Wudang Mountains History and Scenery
The Wudang Mountains (Wudangshan) stretch for about 800 li along the border between Hubei, Henan, and Shaanxi in central China. They are old mountains, having been inhabited for centuries.
Today, the train stops nearby. Roads twist and wind their way through the hills. Like all mountainous areas, Wudang is not easily accessible. This is probably one of the reasons people chose to hermit themselves there.
The mountains are home to numerous daoist temples, including one of two famous “golden top” temples in China.
The main temple on the topmost peak was built during the Ming Dynasty. The roof of the temple is made of polished brass. It gleams like gold in the clear mountain sunlight.
Until the early 1990’s, international visitor travel to Wudangshan was restricted as was most travel in China. Today, the area has become a destination for sightseers and martial arts travelers alike. The roads winding up the mountain are difficult.
Because the mountains and valleys are so beautiful, the scenery so wonderful, attractive, dazzling, and intoxicating, it’s no wonder many personages distinguished for their martial arts and chivalrous conduct have been hermited there to seek ways of gaining long life.
It is said that Lu Dongbin (one of the eight gods) and Zhang Sanfeng (a famous Taoist priest) cultivated themselves there.
Wang Zongyue is said to have studied with Zhang Sanfeng at Wudang. His Treatise on Taijiquan’s 13 Postures is among the principle foundation documents on taijiquan practice.
The Wudang Mountains are a UNESCO World Heritage site.
“Ancient Building Complex in the Wudang Mountains (C/1994) The Complex consists of palaces and temples forming the nucleus of secular and religious buildings exemplifying the architectural and artistic achievements of the Yuan, Ming and Qing dynasties of China. Situated in the scenic valleys and on the slopes of the Wudang mountains in Hubei Province, the site, built as an organized complex during the Ming dynasty (14th-17th century), contains taoist buildings from as early as the 7th century, and represents the highest standards of Chinese art and architecture over a period of nearly one thousand years.”
The Tianzhu peak of the Wudang Mountains rises 1,613 meters above sea level, like a treasured column cast of gold and carved of jade. It is honored as the “sky-supporting column.”

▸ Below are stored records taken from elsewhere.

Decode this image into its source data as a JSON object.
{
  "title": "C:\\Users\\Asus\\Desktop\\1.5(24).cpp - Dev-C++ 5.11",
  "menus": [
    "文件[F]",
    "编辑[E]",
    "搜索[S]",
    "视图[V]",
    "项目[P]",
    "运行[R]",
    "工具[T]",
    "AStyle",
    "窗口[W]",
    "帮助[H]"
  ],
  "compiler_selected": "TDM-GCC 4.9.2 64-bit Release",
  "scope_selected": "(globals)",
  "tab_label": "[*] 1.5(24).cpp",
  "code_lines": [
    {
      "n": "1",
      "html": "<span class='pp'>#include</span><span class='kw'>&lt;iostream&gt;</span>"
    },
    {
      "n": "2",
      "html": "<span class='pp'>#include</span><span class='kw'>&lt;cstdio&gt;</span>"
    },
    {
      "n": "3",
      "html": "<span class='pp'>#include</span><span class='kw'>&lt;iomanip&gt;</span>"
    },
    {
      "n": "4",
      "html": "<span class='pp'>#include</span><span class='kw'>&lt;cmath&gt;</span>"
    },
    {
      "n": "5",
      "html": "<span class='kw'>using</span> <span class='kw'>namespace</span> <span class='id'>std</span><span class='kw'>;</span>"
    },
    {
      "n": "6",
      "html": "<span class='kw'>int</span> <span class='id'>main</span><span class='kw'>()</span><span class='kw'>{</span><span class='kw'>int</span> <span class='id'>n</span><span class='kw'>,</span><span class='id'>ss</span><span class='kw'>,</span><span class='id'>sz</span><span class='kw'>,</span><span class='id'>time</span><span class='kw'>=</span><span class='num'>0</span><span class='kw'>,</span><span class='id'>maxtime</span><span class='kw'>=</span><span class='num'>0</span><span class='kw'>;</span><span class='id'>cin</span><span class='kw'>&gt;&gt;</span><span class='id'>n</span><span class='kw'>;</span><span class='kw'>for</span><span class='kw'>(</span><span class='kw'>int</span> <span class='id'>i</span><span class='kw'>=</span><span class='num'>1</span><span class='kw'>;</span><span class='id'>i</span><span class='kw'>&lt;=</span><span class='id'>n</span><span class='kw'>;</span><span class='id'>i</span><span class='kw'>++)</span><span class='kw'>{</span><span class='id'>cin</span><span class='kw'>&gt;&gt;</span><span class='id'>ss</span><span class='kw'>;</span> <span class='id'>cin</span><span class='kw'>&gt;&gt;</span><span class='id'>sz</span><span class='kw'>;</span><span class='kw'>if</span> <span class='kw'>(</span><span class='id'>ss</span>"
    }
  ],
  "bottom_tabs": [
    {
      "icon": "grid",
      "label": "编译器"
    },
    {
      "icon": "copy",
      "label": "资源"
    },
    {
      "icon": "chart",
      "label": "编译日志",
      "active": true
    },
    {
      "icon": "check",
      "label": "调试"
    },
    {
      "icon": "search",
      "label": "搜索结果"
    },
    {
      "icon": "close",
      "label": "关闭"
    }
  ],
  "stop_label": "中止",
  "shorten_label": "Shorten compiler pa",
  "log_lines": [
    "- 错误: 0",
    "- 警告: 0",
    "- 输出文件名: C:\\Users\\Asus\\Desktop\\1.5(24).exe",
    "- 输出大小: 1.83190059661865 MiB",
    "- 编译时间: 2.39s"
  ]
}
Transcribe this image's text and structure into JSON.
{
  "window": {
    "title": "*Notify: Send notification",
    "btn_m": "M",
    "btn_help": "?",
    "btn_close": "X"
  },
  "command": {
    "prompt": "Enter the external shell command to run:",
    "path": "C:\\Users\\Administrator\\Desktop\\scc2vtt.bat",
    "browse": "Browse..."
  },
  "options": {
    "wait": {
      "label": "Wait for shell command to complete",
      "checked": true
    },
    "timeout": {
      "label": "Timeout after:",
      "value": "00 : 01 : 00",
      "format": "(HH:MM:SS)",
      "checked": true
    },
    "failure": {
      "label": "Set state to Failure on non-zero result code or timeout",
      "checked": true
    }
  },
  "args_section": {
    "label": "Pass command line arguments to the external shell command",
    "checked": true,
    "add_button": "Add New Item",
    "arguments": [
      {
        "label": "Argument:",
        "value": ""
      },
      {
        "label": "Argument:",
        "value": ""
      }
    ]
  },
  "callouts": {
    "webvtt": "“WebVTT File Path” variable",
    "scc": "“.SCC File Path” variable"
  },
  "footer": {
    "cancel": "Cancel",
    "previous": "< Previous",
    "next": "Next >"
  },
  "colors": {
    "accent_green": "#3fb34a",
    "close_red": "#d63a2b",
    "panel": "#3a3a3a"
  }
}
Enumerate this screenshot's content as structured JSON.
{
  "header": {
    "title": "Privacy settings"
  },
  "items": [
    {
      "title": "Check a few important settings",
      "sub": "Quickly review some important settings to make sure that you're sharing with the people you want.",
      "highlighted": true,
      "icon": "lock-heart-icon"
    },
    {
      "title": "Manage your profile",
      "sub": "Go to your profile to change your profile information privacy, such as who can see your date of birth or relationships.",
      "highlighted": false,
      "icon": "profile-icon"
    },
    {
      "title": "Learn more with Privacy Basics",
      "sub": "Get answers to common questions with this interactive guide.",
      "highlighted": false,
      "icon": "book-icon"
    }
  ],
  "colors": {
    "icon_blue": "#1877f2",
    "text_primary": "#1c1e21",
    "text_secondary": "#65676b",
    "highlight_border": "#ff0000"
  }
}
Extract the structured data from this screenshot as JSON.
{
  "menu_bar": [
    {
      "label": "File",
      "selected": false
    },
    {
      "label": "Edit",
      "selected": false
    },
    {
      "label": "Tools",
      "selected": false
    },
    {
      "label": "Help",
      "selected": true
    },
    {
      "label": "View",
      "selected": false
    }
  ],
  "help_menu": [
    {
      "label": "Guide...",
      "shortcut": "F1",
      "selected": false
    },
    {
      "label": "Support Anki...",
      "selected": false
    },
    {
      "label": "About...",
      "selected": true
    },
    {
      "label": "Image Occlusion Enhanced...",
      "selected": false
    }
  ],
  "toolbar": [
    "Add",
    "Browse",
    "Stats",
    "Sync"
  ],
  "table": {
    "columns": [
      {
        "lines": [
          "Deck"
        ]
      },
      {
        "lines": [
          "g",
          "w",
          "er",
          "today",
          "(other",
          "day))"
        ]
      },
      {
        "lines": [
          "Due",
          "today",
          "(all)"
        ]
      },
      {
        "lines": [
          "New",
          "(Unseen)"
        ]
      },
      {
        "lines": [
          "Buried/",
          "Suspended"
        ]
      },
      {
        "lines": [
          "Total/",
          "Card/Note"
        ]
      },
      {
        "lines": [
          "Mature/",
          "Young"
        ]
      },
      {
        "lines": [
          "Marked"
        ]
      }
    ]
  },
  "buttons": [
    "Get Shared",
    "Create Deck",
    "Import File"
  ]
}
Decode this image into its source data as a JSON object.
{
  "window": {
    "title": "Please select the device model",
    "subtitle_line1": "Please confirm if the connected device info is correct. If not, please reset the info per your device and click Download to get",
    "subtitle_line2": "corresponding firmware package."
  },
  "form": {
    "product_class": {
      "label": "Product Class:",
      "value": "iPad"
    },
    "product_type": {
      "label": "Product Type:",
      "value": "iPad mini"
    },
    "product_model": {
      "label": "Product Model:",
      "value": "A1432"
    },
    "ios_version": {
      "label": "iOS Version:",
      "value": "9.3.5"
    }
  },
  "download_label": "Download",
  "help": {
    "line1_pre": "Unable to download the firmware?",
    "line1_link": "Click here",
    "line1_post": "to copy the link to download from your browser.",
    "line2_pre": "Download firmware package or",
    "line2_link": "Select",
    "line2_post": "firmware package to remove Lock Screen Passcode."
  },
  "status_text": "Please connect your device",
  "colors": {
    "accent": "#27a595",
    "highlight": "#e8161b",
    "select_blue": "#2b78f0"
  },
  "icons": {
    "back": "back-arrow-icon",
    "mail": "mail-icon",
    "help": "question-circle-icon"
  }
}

The many peaks surrounding it look just like a group of Taoist monks worshiping, bowing low at the waist. The longer ones look like they are being extolled by the others. Some appear as sitting lions and tigers playing ball. The pointed ones look like the tip of a brush. The round ones look like candles. The little ones are as exquisite and lovely as beautiful jade. The wonderful ones are as splendid and striking as coral. The pretty ones are a graceful as dancing fairies. The soaring ones look like heavenly horses flying in the sky.
Among these peaks the most famous ones are named 72 Peaks Worship the Gold Top, 24 Streams Pour Sweet Wine and Ripple with Jade Beads, 10 Hugh Caves Breathe in Clouds and Breathe Out Fog, 36 Cliffs Climbed by Monkeys and Perched on by Cranes.